According to the account recorded by IMPD's dispatching team, Mr Williams called 911 at 4.34 am to report that his wife was assaulted by a "black male in a red shirt armed with a rifle" who had demanded their car keys before stealing the couple's black Nissan Sentra.
A disrupted phone line, in which the upset Ms Williams could be heard in the background, ended after four minutes with Mr Williams saying "is that him?" before cutting out. The dispatching team returned the call but only got through to voicemail.
This information was passed on by the dispatching team to officers. At no point did Mr Williams say he had a weapon.
Two late shift officers were then sent to the area at 4.35am, arriving to find a black car with its headlights shining on the front drive. Assistant chief Taylor said police officers were trained to approach "quietly and tactically" rather than make their presence known.
As one officer began to check the number plate, Mr Williams opened the garage door while holding his own gun. The other officer, identified as Christopher Mills, then shot him in the abdomen.
Meanwhile, the original assailant is "still at large", said police.
Assistant chief Taylor continued: "They made observations based on information known at that time. The time of day, the early morning hours and low level lighting caused vision to be limited.
"The officers involved were forced to make a split second decision based on the information and totality of the circumstances known at the time.
"The officer involved was a nine-year veteran of the east district late shift. Again this was tragic and unforeseen. I don't know of any officer who goes out wanting to get into a shootout with anyone, but especially not as in this case a homeowner."
The Black Lives Matter movement in the US has drawn attention to the disproportionate number of black Americans who are stopped, searched and shot by police.
Last month, a black therapist called Charles Kinsey was shot by police while lying unarmed on the ground with his hands in the air trying to calm his autistic patient. When he asked the police officer who shot him why he had done so, the man replied: "I don't know."

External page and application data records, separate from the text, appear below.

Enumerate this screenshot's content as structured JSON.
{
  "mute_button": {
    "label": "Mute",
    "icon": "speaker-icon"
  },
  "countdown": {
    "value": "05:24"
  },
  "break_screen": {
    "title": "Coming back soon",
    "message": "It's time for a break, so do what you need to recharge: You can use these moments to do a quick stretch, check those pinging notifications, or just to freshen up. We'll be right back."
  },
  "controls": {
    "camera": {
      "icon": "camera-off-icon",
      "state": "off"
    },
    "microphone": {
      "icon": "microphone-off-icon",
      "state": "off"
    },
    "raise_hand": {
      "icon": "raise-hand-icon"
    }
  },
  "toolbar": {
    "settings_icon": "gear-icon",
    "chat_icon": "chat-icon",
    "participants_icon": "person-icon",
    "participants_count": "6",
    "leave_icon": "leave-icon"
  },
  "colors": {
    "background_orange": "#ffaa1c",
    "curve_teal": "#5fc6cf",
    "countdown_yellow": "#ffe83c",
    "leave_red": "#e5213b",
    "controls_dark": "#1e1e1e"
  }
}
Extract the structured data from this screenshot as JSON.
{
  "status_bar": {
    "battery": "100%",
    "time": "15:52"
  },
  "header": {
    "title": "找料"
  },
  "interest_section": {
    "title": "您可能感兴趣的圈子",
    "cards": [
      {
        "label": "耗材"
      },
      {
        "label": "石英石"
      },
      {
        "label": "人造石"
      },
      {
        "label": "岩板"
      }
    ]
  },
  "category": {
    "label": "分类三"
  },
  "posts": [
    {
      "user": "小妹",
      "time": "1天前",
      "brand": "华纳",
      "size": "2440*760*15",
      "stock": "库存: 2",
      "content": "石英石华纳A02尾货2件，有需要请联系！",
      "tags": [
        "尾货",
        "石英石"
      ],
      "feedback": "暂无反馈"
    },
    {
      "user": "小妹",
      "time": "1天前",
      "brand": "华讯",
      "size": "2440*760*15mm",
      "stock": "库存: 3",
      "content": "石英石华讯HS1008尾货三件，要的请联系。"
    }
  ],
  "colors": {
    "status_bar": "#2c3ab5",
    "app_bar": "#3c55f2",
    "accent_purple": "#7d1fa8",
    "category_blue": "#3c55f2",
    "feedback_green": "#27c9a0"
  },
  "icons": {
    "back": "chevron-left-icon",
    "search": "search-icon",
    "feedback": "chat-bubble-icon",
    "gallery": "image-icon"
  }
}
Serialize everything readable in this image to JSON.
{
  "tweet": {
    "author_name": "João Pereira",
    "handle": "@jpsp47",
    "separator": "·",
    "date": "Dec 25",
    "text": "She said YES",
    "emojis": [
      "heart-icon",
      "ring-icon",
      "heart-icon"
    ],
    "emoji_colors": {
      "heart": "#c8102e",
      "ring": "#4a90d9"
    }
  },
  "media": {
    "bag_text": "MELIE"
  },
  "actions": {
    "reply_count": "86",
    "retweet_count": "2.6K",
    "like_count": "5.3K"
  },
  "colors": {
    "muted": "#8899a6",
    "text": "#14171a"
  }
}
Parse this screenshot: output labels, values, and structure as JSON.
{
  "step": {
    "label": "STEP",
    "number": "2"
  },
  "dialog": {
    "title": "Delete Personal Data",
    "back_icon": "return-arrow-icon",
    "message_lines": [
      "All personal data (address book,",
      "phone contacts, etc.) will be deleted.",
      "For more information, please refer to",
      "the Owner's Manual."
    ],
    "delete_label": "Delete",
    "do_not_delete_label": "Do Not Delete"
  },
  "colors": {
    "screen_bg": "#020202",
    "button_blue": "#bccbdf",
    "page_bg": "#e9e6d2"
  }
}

Other cases of black Americans killed by police last month include Philando Castile, 32, who was shot in his car when reaching for his wallet, and Alton Sterling, 37, who was repeatedly shot in the back and chest for carrying a gun in his pocket - as many people do in accordance with the US constitution's Second Amendment.
Some 698 people have been shot by US police in 2016 alone, of which four times more black people than white people were shot, according to The Guardian.